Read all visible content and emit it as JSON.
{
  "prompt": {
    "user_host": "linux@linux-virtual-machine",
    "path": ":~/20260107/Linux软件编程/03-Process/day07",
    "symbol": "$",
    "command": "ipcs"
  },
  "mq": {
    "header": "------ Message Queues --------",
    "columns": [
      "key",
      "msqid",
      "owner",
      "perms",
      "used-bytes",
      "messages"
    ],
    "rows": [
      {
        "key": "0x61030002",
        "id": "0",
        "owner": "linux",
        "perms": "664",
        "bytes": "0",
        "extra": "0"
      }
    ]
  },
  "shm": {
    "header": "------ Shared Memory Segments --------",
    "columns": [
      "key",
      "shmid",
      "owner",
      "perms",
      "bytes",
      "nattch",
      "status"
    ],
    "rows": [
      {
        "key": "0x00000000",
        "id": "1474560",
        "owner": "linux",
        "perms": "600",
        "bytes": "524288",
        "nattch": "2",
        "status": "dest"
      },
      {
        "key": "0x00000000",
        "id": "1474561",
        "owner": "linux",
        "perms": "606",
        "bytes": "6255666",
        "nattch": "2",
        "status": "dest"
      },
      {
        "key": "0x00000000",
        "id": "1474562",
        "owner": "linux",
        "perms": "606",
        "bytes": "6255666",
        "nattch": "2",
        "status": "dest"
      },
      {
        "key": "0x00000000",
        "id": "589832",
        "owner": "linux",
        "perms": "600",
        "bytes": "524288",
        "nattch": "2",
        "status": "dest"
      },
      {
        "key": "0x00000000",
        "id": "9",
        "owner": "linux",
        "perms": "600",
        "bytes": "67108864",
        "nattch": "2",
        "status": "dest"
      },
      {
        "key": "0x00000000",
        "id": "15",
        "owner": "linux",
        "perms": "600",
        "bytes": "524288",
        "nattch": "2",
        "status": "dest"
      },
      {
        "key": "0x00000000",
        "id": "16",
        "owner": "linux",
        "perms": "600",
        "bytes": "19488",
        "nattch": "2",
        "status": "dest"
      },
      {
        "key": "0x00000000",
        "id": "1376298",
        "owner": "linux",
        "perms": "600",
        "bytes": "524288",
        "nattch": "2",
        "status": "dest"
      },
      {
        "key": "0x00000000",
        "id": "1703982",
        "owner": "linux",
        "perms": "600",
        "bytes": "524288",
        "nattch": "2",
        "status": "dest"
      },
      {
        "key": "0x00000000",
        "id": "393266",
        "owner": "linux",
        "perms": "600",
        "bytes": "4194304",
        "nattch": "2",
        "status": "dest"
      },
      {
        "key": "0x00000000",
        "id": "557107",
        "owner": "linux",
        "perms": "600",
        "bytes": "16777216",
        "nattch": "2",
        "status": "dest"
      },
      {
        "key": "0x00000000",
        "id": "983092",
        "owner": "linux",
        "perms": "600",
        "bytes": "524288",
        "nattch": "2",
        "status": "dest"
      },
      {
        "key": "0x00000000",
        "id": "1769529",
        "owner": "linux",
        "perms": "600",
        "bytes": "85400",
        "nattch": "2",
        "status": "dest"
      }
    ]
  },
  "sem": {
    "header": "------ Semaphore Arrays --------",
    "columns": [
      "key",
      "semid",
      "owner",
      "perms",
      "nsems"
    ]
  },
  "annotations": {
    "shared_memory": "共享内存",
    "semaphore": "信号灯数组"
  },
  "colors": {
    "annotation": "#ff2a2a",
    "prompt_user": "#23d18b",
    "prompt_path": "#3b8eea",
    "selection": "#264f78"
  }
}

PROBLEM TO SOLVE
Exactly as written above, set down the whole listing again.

RESPONSE
Read all visible content and emit it as JSON.
{
  "prompt": {
    "user_host": "linux@linux-virtual-machine",
    "path": ":~/20260107/Linux软件编程/03-Process/day07",
    "symbol": "$",
    "command": "ipcs"
  },
  "mq": {
    "header": "------ Message Queues --------",
    "columns": [
      "key",
      "msqid",
      "owner",
      "perms",
      "used-bytes",
      "messages"
    ],
    "rows": [
      {
        "key": "0x61030002",
        "id": "0",
        "owner": "linux",
        "perms": "664",
        "bytes": "0",
        "extra": "0"
      }
    ]
  },
  "shm": {
    "header": "------ Shared Memory Segments --------",
    "columns": [
      "key",
      "shmid",
      "owner",
      "perms",
      "bytes",
      "nattch",
      "status"
    ],
    "rows": [
      {
        "key": "0x00000000",
        "id": "1474560",
        "owner": "linux",
        "perms": "600",
        "bytes": "524288",
        "nattch": "2",
        "status": "dest"
      },
      {
        "key": "0x00000000",
        "id": "1474561",
        "owner": "linux",
        "perms": "606",
        "bytes": "6255666",
        "nattch": "2",
        "status": "dest"
      },
      {
        "key": "0x00000000",
        "id": "1474562",
        "owner": "linux",
        "perms": "606",
        "bytes": "6255666",
        "nattch": "2",
        "status": "dest"
      },
      {
        "key": "0x00000000",
        "id": "589832",
        "owner": "linux",
        "perms": "600",
        "bytes": "524288",
        "nattch": "2",
        "status": "dest"
      },
      {
        "key": "0x00000000",
        "id": "9",
        "owner": "linux",
        "perms": "600",
        "bytes": "67108864",
        "nattch": "2",
        "status": "dest"
      },
      {
        "key": "0x00000000",
        "id": "15",
        "owner": "linux",
        "perms": "600",
        "bytes": "524288",
        "nattch": "2",
        "status": "dest"
      },
      {
        "key": "0x00000000",
        "id": "16",
        "owner": "linux",
        "perms": "600",
        "bytes": "19488",
        "nattch": "2",
        "status": "dest"
      },
      {
        "key": "0x00000000",
        "id": "1376298",
        "owner": "linux",
        "perms": "600",
        "bytes": "524288",
        "nattch": "2",
        "status": "dest"
      },
      {
        "key": "0x00000000",
        "id": "1703982",
        "owner": "linux",
        "perms": "600",
        "bytes": "524288",
        "nattch": "2",
        "status": "dest"
      },
      {
        "key": "0x00000000",
        "id": "393266",
        "owner": "linux",
        "perms": "600",
        "bytes": "4194304",
        "nattch": "2",
        "status": "dest"
      },
      {
        "key": "0x00000000",
        "id": "557107",
        "owner": "linux",
        "perms": "600",
        "bytes": "16777216",
        "nattch": "2",
        "status": "dest"
      },
      {
        "key": "0x00000000",
        "id": "983092",
        "owner": "linux",
        "perms": "600",
        "bytes": "524288",
        "nattch": "2",
        "status": "dest"
      },
      {
        "key": "0x00000000",
        "id": "1769529",
        "owner": "linux",
        "perms": "600",
        "bytes": "85400",
        "nattch": "2",
        "status": "dest"
      }
    ]
  },
  "sem": {
    "header": "------ Semaphore Arrays --------",
    "columns": [
      "key",
      "semid",
      "owner",
      "perms",
      "nsems"
    ]
  },
  "annotations": {
    "shared_memory": "共享内存",
    "semaphore": "信号灯数组"
  },
  "colors": {
    "annotation": "#ff2a2a",
    "prompt_user": "#23d18b",
    "prompt_path": "#3b8eea",
    "selection": "#264f78"
  }
}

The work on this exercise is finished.